__Your assignment__
State how many lines in the records below contain the string "Guitar", and give nothing besides that number.

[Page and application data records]
------------------------------

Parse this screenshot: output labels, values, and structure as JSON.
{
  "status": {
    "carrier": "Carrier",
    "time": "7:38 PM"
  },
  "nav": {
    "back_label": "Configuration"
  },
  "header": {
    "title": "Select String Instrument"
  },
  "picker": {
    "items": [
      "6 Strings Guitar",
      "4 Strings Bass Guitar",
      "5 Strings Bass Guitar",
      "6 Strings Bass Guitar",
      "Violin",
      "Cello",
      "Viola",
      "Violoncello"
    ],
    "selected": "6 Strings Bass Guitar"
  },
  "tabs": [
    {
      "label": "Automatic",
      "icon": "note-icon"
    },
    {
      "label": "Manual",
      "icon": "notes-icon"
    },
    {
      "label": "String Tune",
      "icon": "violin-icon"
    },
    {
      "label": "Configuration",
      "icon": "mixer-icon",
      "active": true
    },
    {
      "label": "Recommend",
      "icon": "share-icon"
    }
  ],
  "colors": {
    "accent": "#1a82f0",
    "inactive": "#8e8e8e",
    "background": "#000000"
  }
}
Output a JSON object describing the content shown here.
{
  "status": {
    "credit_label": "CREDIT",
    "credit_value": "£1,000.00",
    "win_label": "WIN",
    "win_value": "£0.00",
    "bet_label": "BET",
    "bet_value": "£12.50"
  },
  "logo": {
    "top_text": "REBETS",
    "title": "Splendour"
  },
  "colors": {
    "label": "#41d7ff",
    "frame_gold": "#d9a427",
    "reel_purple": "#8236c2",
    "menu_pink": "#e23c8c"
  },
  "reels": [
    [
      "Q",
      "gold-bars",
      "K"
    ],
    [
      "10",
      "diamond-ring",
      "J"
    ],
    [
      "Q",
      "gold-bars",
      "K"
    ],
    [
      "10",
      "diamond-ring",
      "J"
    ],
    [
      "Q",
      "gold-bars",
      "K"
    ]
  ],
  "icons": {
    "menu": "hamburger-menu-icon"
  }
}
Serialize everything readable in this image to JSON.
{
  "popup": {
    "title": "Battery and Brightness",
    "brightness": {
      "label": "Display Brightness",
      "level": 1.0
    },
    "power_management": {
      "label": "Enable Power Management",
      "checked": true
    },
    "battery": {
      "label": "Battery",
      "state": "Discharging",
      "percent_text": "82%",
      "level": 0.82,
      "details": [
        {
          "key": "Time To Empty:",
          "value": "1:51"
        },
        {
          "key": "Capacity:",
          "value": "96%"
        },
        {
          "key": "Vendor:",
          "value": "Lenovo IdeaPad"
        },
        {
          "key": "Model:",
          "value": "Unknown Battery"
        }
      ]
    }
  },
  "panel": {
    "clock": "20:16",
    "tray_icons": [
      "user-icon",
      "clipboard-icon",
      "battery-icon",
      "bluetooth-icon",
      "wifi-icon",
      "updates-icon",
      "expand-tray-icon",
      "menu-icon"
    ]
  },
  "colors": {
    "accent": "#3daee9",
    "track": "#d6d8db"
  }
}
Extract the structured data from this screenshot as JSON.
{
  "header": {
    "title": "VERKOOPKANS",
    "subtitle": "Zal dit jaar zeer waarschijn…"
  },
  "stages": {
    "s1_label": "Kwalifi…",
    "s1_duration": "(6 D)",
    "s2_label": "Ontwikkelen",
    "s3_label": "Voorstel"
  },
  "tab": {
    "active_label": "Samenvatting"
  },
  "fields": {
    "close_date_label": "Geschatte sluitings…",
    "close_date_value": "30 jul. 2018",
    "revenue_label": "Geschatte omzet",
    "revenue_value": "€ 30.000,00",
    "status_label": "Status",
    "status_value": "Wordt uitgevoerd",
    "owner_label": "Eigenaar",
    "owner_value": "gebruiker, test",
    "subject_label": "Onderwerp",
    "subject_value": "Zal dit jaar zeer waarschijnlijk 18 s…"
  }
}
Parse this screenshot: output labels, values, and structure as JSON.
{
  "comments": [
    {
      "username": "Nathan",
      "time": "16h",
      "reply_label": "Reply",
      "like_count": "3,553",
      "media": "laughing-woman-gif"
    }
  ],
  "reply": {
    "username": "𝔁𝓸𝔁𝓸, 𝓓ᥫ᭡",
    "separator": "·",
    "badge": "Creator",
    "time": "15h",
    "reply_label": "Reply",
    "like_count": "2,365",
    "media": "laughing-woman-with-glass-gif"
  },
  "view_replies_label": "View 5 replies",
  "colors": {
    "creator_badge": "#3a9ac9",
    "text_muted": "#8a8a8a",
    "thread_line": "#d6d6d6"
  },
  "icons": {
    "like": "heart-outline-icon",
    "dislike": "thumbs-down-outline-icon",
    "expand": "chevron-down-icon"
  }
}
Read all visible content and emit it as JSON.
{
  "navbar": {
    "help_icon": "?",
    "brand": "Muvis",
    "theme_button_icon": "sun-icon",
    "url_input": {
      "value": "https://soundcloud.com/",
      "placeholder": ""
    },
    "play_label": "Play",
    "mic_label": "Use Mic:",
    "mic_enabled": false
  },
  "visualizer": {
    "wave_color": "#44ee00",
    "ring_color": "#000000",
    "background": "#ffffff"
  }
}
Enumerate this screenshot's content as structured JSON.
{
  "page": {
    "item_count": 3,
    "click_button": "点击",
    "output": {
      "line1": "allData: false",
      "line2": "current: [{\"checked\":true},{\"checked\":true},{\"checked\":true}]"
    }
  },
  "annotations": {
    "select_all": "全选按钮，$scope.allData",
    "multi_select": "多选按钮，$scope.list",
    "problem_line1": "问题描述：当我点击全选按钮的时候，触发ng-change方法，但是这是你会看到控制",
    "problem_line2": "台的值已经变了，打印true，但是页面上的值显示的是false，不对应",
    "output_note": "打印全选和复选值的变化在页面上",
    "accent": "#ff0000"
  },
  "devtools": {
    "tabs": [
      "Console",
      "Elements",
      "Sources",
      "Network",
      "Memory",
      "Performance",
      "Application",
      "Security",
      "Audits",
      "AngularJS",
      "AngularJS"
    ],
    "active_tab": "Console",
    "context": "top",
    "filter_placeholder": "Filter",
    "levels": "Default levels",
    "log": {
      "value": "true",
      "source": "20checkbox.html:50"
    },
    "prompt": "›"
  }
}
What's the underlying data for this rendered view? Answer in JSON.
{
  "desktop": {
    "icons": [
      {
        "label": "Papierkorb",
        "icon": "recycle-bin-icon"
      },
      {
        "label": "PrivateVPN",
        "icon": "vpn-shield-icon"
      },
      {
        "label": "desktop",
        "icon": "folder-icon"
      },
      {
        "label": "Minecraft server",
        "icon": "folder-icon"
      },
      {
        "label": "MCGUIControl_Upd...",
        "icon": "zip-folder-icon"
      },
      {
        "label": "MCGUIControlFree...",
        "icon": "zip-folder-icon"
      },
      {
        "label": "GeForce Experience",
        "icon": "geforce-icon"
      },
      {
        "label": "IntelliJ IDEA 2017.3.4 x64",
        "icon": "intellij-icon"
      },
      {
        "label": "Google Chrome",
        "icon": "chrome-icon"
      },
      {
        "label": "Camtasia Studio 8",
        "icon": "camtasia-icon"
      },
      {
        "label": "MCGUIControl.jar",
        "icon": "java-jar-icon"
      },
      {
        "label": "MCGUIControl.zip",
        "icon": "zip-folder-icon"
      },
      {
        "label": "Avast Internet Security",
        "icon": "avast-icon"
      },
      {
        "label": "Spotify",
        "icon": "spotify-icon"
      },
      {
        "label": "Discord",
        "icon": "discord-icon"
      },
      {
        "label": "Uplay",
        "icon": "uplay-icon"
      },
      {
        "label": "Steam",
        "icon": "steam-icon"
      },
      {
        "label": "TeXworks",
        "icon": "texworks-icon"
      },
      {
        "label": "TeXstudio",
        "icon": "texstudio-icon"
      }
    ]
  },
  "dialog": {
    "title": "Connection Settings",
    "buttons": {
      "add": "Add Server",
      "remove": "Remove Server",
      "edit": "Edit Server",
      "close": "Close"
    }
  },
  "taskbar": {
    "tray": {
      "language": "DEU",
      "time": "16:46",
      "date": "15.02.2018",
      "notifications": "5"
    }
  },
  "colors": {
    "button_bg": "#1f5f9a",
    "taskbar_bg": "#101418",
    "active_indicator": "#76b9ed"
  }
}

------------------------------

__Problem solution__
5